[Assigned task]
Give back every entry exactly; drop the pictures.

Items from an interface collection
>>>

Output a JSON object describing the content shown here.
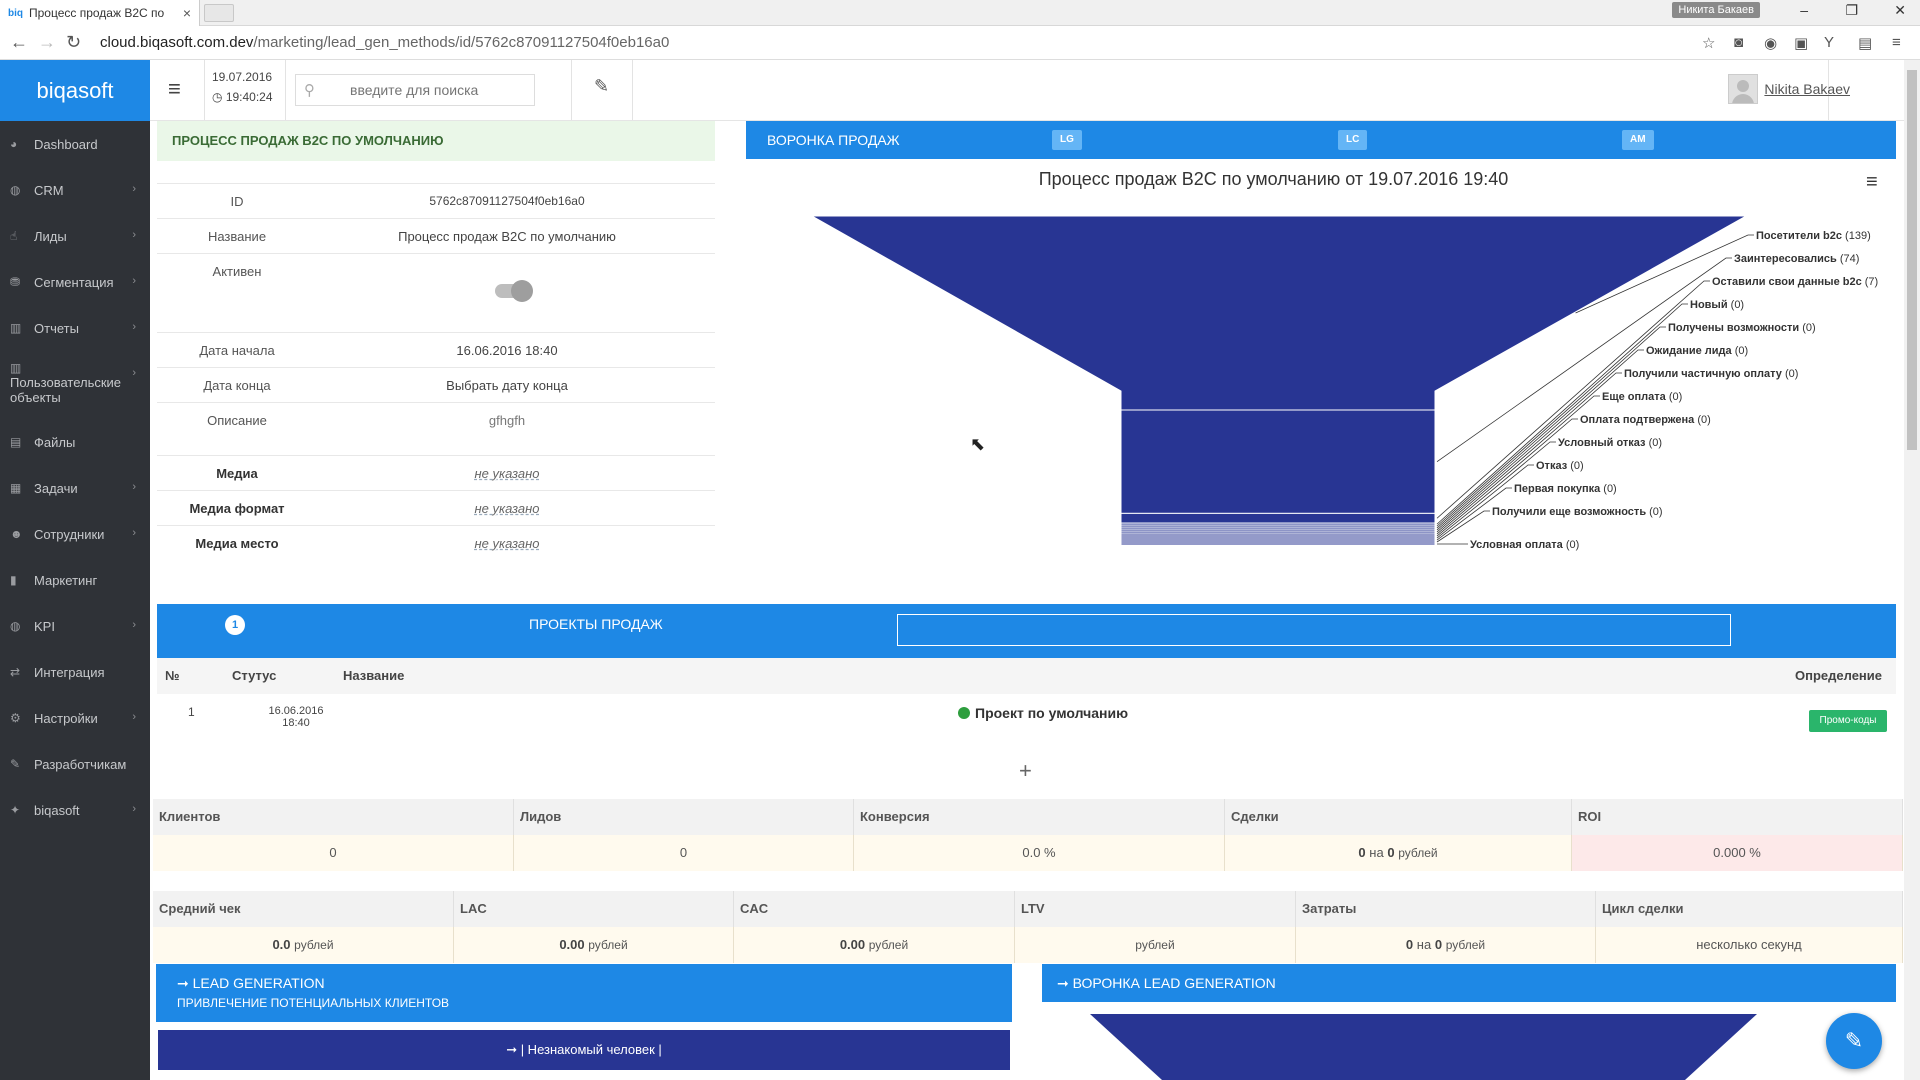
{
  "browser": {
    "tab_title": "Процесс продаж B2C по",
    "favicon": "biq",
    "profile": "Никита Бакаев",
    "url_host": "cloud.biqasoft.com.dev",
    "url_path": "/marketing/lead_gen_methods/id/5762c87091127504f0eb16a0"
  },
  "header": {
    "logo": "biqasoft",
    "date": "19.07.2016",
    "time": "19:40:24",
    "search_placeholder": "введите для поиска",
    "user_name": "Nikita Bakaev"
  },
  "sidebar": {
    "items": [
      {
        "label": "Dashboard",
        "icon": "dashboard-icon",
        "chevron": false
      },
      {
        "label": "CRM",
        "icon": "crm-icon",
        "chevron": true
      },
      {
        "label": "Лиды",
        "icon": "leads-icon",
        "chevron": true
      },
      {
        "label": "Сегментация",
        "icon": "segment-icon",
        "chevron": true
      },
      {
        "label": "Отчеты",
        "icon": "reports-icon",
        "chevron": true
      },
      {
        "label": "Пользовательские объекты",
        "icon": "objects-icon",
        "chevron": true
      },
      {
        "label": "Файлы",
        "icon": "files-icon",
        "chevron": false
      },
      {
        "label": "Задачи",
        "icon": "tasks-icon",
        "chevron": true
      },
      {
        "label": "Сотрудники",
        "icon": "employees-icon",
        "chevron": true
      },
      {
        "label": "Маркетинг",
        "icon": "marketing-icon",
        "chevron": false
      },
      {
        "label": "KPI",
        "icon": "kpi-icon",
        "chevron": true
      },
      {
        "label": "Интеграция",
        "icon": "integration-icon",
        "chevron": false
      },
      {
        "label": "Настройки",
        "icon": "settings-icon",
        "chevron": true
      },
      {
        "label": "Разработчикам",
        "icon": "developers-icon",
        "chevron": false
      },
      {
        "label": "biqasoft",
        "icon": "pin-icon",
        "chevron": true
      }
    ]
  },
  "process": {
    "title": "ПРОЦЕСС ПРОДАЖ B2C ПО УМОЛЧАНИЮ",
    "id_label": "ID",
    "id_value": "5762c87091127504f0eb16a0",
    "name_label": "Название",
    "name_value": "Процесс продаж B2C по умолчанию",
    "active_label": "Активен",
    "active": true,
    "start_label": "Дата начала",
    "start_value": "16.06.2016 18:40",
    "end_label": "Дата конца",
    "end_value": "Выбрать дату конца",
    "desc_label": "Описание",
    "desc_value": "gfhgfh",
    "media_label": "Медиа",
    "media_value": "не указано",
    "media_format_label": "Медиа формат",
    "media_format_value": "не указано",
    "media_place_label": "Медиа место",
    "media_place_value": "не указано"
  },
  "funnel": {
    "header": "ВОРОНКА ПРОДАЖ",
    "badges": [
      "LG",
      "LC",
      "AM"
    ],
    "chart_title": "Процесс продаж B2C по умолчанию от 19.07.2016 19:40"
  },
  "chart_data": {
    "type": "funnel",
    "title": "Процесс продаж B2C по умолчанию от 19.07.2016 19:40",
    "color": "#283593",
    "stages": [
      {
        "name": "Посетители b2c",
        "value": 139
      },
      {
        "name": "Заинтересовались",
        "value": 74
      },
      {
        "name": "Оставили свои данные b2c",
        "value": 7
      },
      {
        "name": "Новый",
        "value": 0
      },
      {
        "name": "Получены возможности",
        "value": 0
      },
      {
        "name": "Ожидание лида",
        "value": 0
      },
      {
        "name": "Получили частичную оплату",
        "value": 0
      },
      {
        "name": "Еще оплата",
        "value": 0
      },
      {
        "name": "Оплата подтвержена",
        "value": 0
      },
      {
        "name": "Условный отказ",
        "value": 0
      },
      {
        "name": "Отказ",
        "value": 0
      },
      {
        "name": "Первая покупка",
        "value": 0
      },
      {
        "name": "Получили еще возможность",
        "value": 0
      },
      {
        "name": "Условная оплата",
        "value": 0
      }
    ]
  },
  "projects": {
    "title": "ПРОЕКТЫ ПРОДАЖ",
    "count": "1",
    "columns": {
      "num": "№",
      "status": "Стутус",
      "name": "Название",
      "definition": "Определение"
    },
    "rows": [
      {
        "num": "1",
        "date": "16.06.2016",
        "time": "18:40",
        "name": "Проект по умолчанию",
        "tag": "Промо-коды"
      }
    ]
  },
  "stats1": {
    "headers": [
      "Клиентов",
      "Лидов",
      "Конверсия",
      "Сделки",
      "ROI"
    ],
    "clients": "0",
    "leads": "0",
    "conversion": "0.0 %",
    "deals_a": "0",
    "deals_mid": "на",
    "deals_b": "0",
    "deals_unit": "рублей",
    "roi": "0.000 %"
  },
  "stats2": {
    "headers": [
      "Средний чек",
      "LAC",
      "CAC",
      "LTV",
      "Затраты",
      "Цикл сделки"
    ],
    "avg": "0.0",
    "lac": "0.00",
    "cac": "0.00",
    "unit": "рублей",
    "costs_a": "0",
    "costs_mid": "на",
    "costs_b": "0",
    "cycle": "несколько секунд"
  },
  "leadgen": {
    "title": "➞ LEAD GENERATION",
    "subtitle": "ПРИВЛЕЧЕНИЕ ПОТЕНЦИАЛЬНЫХ КЛИЕНТОВ",
    "stranger": "➞ | Незнакомый человек |",
    "funnel_title": "➞ ВОРОНКА LEAD GENERATION"
  }
}
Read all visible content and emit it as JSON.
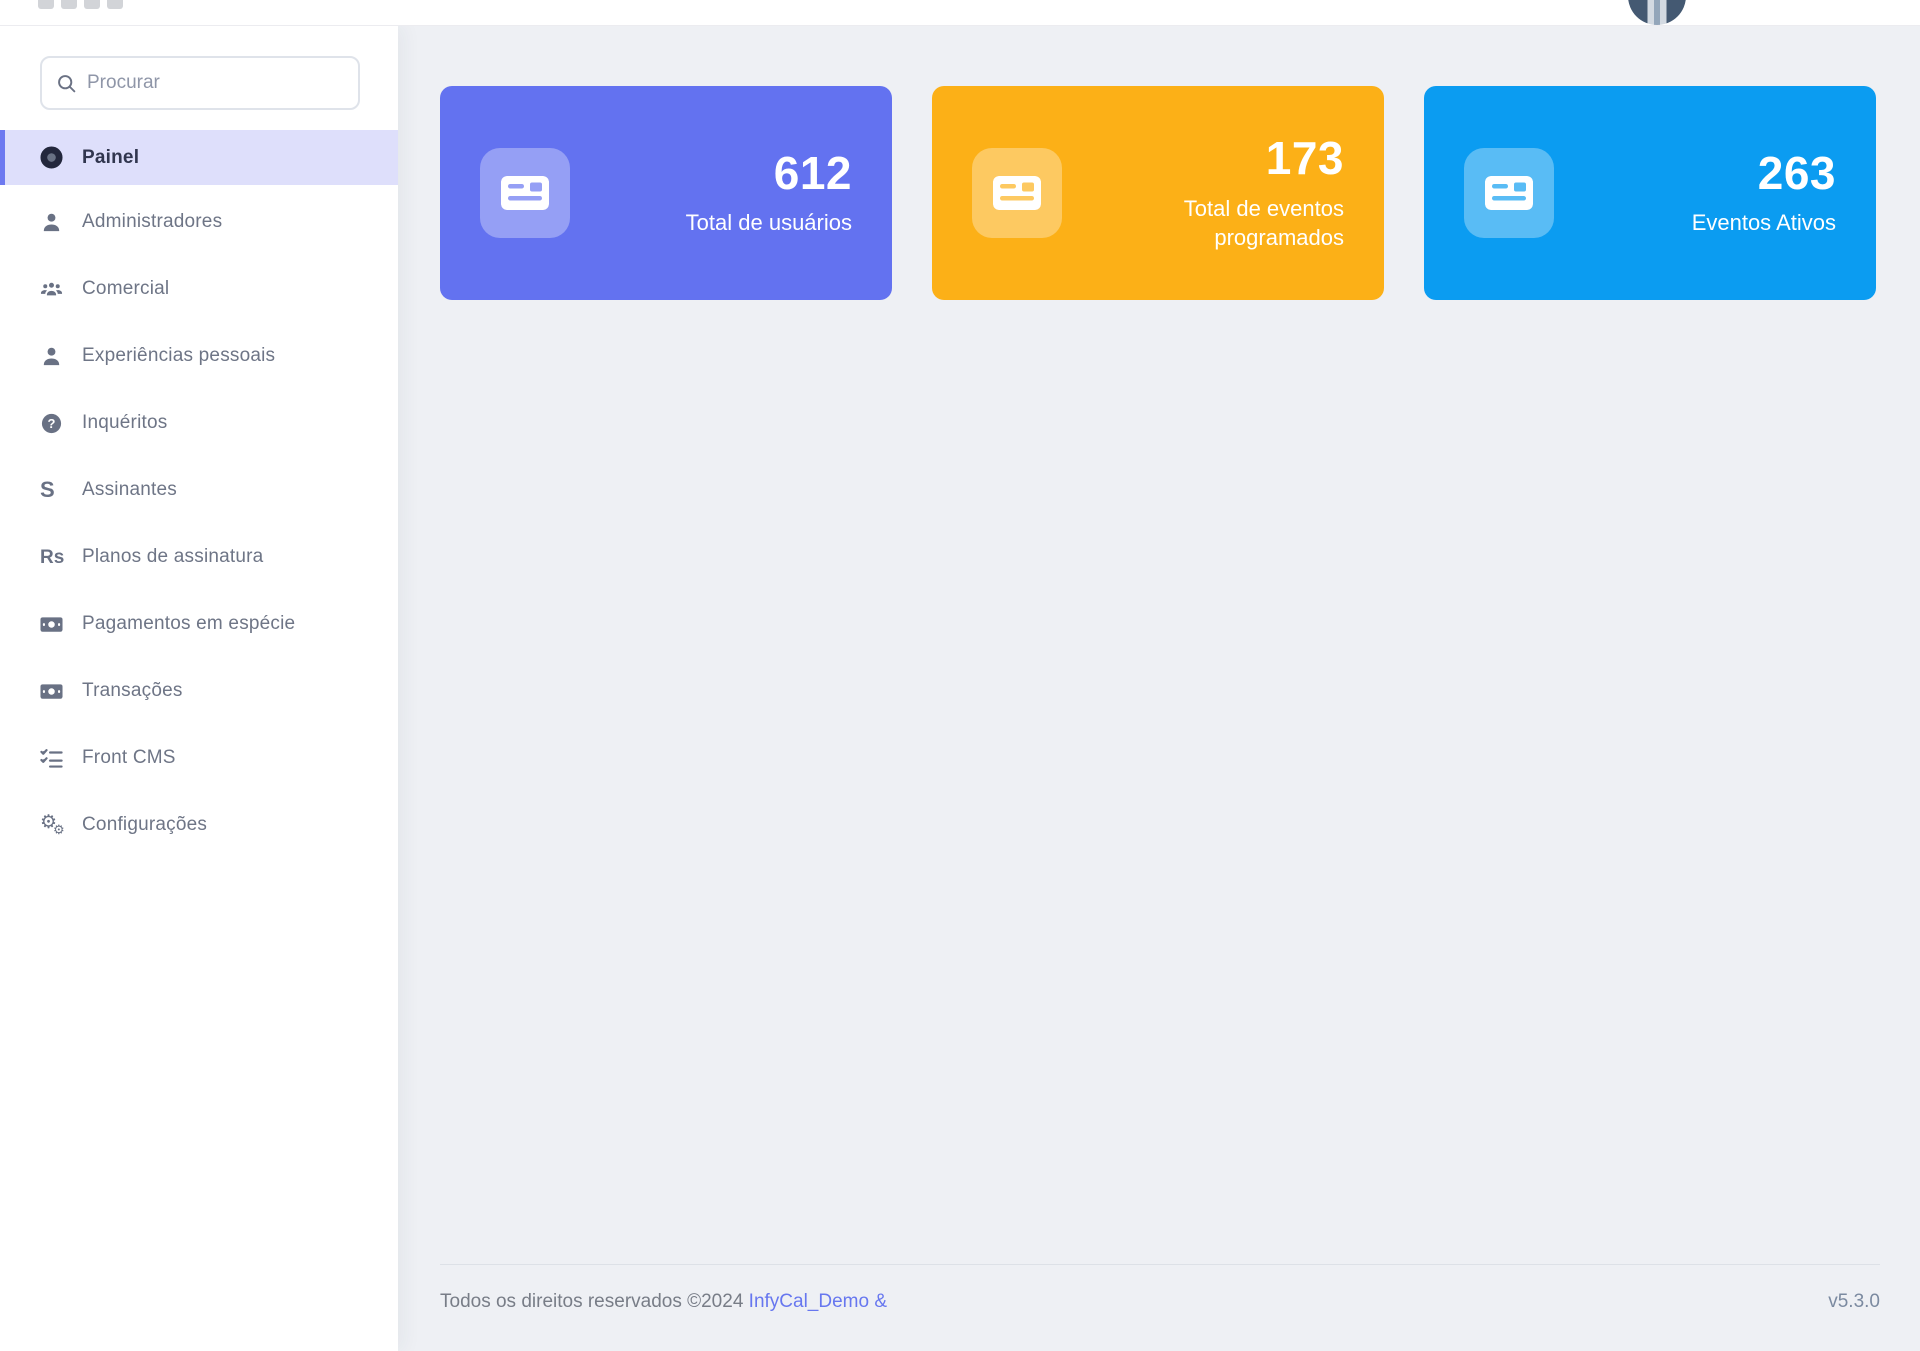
{
  "sidebar": {
    "search_placeholder": "Procurar",
    "items": [
      {
        "label": "Painel",
        "icon": "dashboard-donut-icon",
        "active": true
      },
      {
        "label": "Administradores",
        "icon": "person-icon",
        "active": false
      },
      {
        "label": "Comercial",
        "icon": "people-group-icon",
        "active": false
      },
      {
        "label": "Experiências pessoais",
        "icon": "person-icon",
        "active": false
      },
      {
        "label": "Inquéritos",
        "icon": "question-circle-icon",
        "active": false
      },
      {
        "label": "Assinantes",
        "icon": "stripe-s-icon",
        "active": false
      },
      {
        "label": "Planos de assinatura",
        "icon": "rupee-icon",
        "active": false
      },
      {
        "label": "Pagamentos em espécie",
        "icon": "cash-icon",
        "active": false
      },
      {
        "label": "Transações",
        "icon": "cash-icon",
        "active": false
      },
      {
        "label": "Front CMS",
        "icon": "checklist-icon",
        "active": false
      },
      {
        "label": "Configurações",
        "icon": "gears-icon",
        "active": false
      }
    ]
  },
  "stats": [
    {
      "value": "612",
      "label": "Total de usuários",
      "color": "#6372f0"
    },
    {
      "value": "173",
      "label": "Total de eventos programados",
      "color": "#fcb017"
    },
    {
      "value": "263",
      "label": "Eventos Ativos",
      "color": "#0b9cf1"
    }
  ],
  "footer": {
    "copyright": "Todos os direitos reservados ©2024",
    "link_label": "InfyCal_Demo &",
    "version": "v5.3.0"
  },
  "theme": {
    "primary": "#6372f0",
    "warning": "#fcb017",
    "info": "#0b9cf1",
    "link": "#6777ef",
    "sidebar_active_bg": "#dedffb"
  }
}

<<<

[Result below]
Output a JSON object describing the content shown here.
{
  "browser": {
    "tab_title": "Процесс продаж B2C по",
    "favicon": "biq",
    "profile": "Никита Бакаев",
    "url_host": "cloud.biqasoft.com.dev",
    "url_path": "/marketing/lead_gen_methods/id/5762c87091127504f0eb16a0"
  },
  "header": {
    "logo": "biqasoft",
    "date": "19.07.2016",
    "time": "19:40:24",
    "search_placeholder": "введите для поиска",
    "user_name": "Nikita Bakaev"
  },
  "sidebar": {
    "items": [
      {
        "label": "Dashboard",
        "icon": "dashboard-icon",
        "chevron": false
      },
      {
        "label": "CRM",
        "icon": "crm-icon",
        "chevron": true
      },
      {
        "label": "Лиды",
        "icon": "leads-icon",
        "chevron": true
      },
      {
        "label": "Сегментация",
        "icon": "segment-icon",
        "chevron": true
      },
      {
        "label": "Отчеты",
        "icon": "reports-icon",
        "chevron": true
      },
      {
        "label": "Пользовательские объекты",
        "icon": "objects-icon",
        "chevron": true
      },
      {
        "label": "Файлы",
        "icon": "files-icon",
        "chevron": false
      },
      {
        "label": "Задачи",
        "icon": "tasks-icon",
        "chevron": true
      },
      {
        "label": "Сотрудники",
        "icon": "employees-icon",
        "chevron": true
      },
      {
        "label": "Маркетинг",
        "icon": "marketing-icon",
        "chevron": false
      },
      {
        "label": "KPI",
        "icon": "kpi-icon",
        "chevron": true
      },
      {
        "label": "Интеграция",
        "icon": "integration-icon",
        "chevron": false
      },
      {
        "label": "Настройки",
        "icon": "settings-icon",
        "chevron": true
      },
      {
        "label": "Разработчикам",
        "icon": "developers-icon",
        "chevron": false
      },
      {
        "label": "biqasoft",
        "icon": "pin-icon",
        "chevron": true
      }
    ]
  },
  "process": {
    "title": "ПРОЦЕСС ПРОДАЖ B2C ПО УМОЛЧАНИЮ",
    "id_label": "ID",
    "id_value": "5762c87091127504f0eb16a0",
    "name_label": "Название",
    "name_value": "Процесс продаж B2C по умолчанию",
    "active_label": "Активен",
    "active": true,
    "start_label": "Дата начала",
    "start_value": "16.06.2016 18:40",
    "end_label": "Дата конца",
    "end_value": "Выбрать дату конца",
    "desc_label": "Описание",
    "desc_value": "gfhgfh",
    "media_label": "Медиа",
    "media_value": "не указано",
    "media_format_label": "Медиа формат",
    "media_format_value": "не указано",
    "media_place_label": "Медиа место",
    "media_place_value": "не указано"
  },
  "funnel": {
    "header": "ВОРОНКА ПРОДАЖ",
    "badges": [
      "LG",
      "LC",
      "AM"
    ],
    "chart_title": "Процесс продаж B2C по умолчанию от 19.07.2016 19:40"
  },
  "chart_data": {
    "type": "funnel",
    "title": "Процесс продаж B2C по умолчанию от 19.07.2016 19:40",
    "color": "#283593",
    "stages": [
      {
        "name": "Посетители b2c",
        "value": 139
      },
      {
        "name": "Заинтересовались",
        "value": 74
      },
      {
        "name": "Оставили свои данные b2c",
        "value": 7
      },
      {
        "name": "Новый",
        "value": 0
      },
      {
        "name": "Получены возможности",
        "value": 0
      },
      {
        "name": "Ожидание лида",
        "value": 0
      },
      {
        "name": "Получили частичную оплату",
        "value": 0
      },
      {
        "name": "Еще оплата",
        "value": 0
      },
      {
        "name": "Оплата подтвержена",
        "value": 0
      },
      {
        "name": "Условный отказ",
        "value": 0
      },
      {
        "name": "Отказ",
        "value": 0
      },
      {
        "name": "Первая покупка",
        "value": 0
      },
      {
        "name": "Получили еще возможность",
        "value": 0
      },
      {
        "name": "Условная оплата",
        "value": 0
      }
    ]
  },
  "projects": {
    "title": "ПРОЕКТЫ ПРОДАЖ",
    "count": "1",
    "columns": {
      "num": "№",
      "status": "Стутус",
      "name": "Название",
      "definition": "Определение"
    },
    "rows": [
      {
        "num": "1",
        "date": "16.06.2016",
        "time": "18:40",
        "name": "Проект по умолчанию",
        "tag": "Промо-коды"
      }
    ]
  },
  "stats1": {
    "headers": [
      "Клиентов",
      "Лидов",
      "Конверсия",
      "Сделки",
      "ROI"
    ],
    "clients": "0",
    "leads": "0",
    "conversion": "0.0 %",
    "deals_a": "0",
    "deals_mid": "на",
    "deals_b": "0",
    "deals_unit": "рублей",
    "roi": "0.000 %"
  },
  "stats2": {
    "headers": [
      "Средний чек",
      "LAC",
      "CAC",
      "LTV",
      "Затраты",
      "Цикл сделки"
    ],
    "avg": "0.0",
    "lac": "0.00",
    "cac": "0.00",
    "unit": "рублей",
    "costs_a": "0",
    "costs_mid": "на",
    "costs_b": "0",
    "cycle": "несколько секунд"
  },
  "leadgen": {
    "title": "➞ LEAD GENERATION",
    "subtitle": "ПРИВЛЕЧЕНИЕ ПОТЕНЦИАЛЬНЫХ КЛИЕНТОВ",
    "stranger": "➞ | Незнакомый человек |",
    "funnel_title": "➞ ВОРОНКА LEAD GENERATION"
  }
}
Read all visible content and emit it as JSON.
{
  "sidebar": {
    "search_placeholder": "Procurar",
    "items": [
      {
        "label": "Painel",
        "icon": "dashboard-donut-icon",
        "active": true
      },
      {
        "label": "Administradores",
        "icon": "person-icon",
        "active": false
      },
      {
        "label": "Comercial",
        "icon": "people-group-icon",
        "active": false
      },
      {
        "label": "Experiências pessoais",
        "icon": "person-icon",
        "active": false
      },
      {
        "label": "Inquéritos",
        "icon": "question-circle-icon",
        "active": false
      },
      {
        "label": "Assinantes",
        "icon": "stripe-s-icon",
        "active": false
      },
      {
        "label": "Planos de assinatura",
        "icon": "rupee-icon",
        "active": false
      },
      {
        "label": "Pagamentos em espécie",
        "icon": "cash-icon",
        "active": false
      },
      {
        "label": "Transações",
        "icon": "cash-icon",
        "active": false
      },
      {
        "label": "Front CMS",
        "icon": "checklist-icon",
        "active": false
      },
      {
        "label": "Configurações",
        "icon": "gears-icon",
        "active": false
      }
    ]
  },
  "stats": [
    {
      "value": "612",
      "label": "Total de usuários",
      "color": "#6372f0"
    },
    {
      "value": "173",
      "label": "Total de eventos programados",
      "color": "#fcb017"
    },
    {
      "value": "263",
      "label": "Eventos Ativos",
      "color": "#0b9cf1"
    }
  ],
  "footer": {
    "copyright": "Todos os direitos reservados ©2024",
    "link_label": "InfyCal_Demo &",
    "version": "v5.3.0"
  },
  "theme": {
    "primary": "#6372f0",
    "warning": "#fcb017",
    "info": "#0b9cf1",
    "link": "#6777ef",
    "sidebar_active_bg": "#dedffb"
  }
}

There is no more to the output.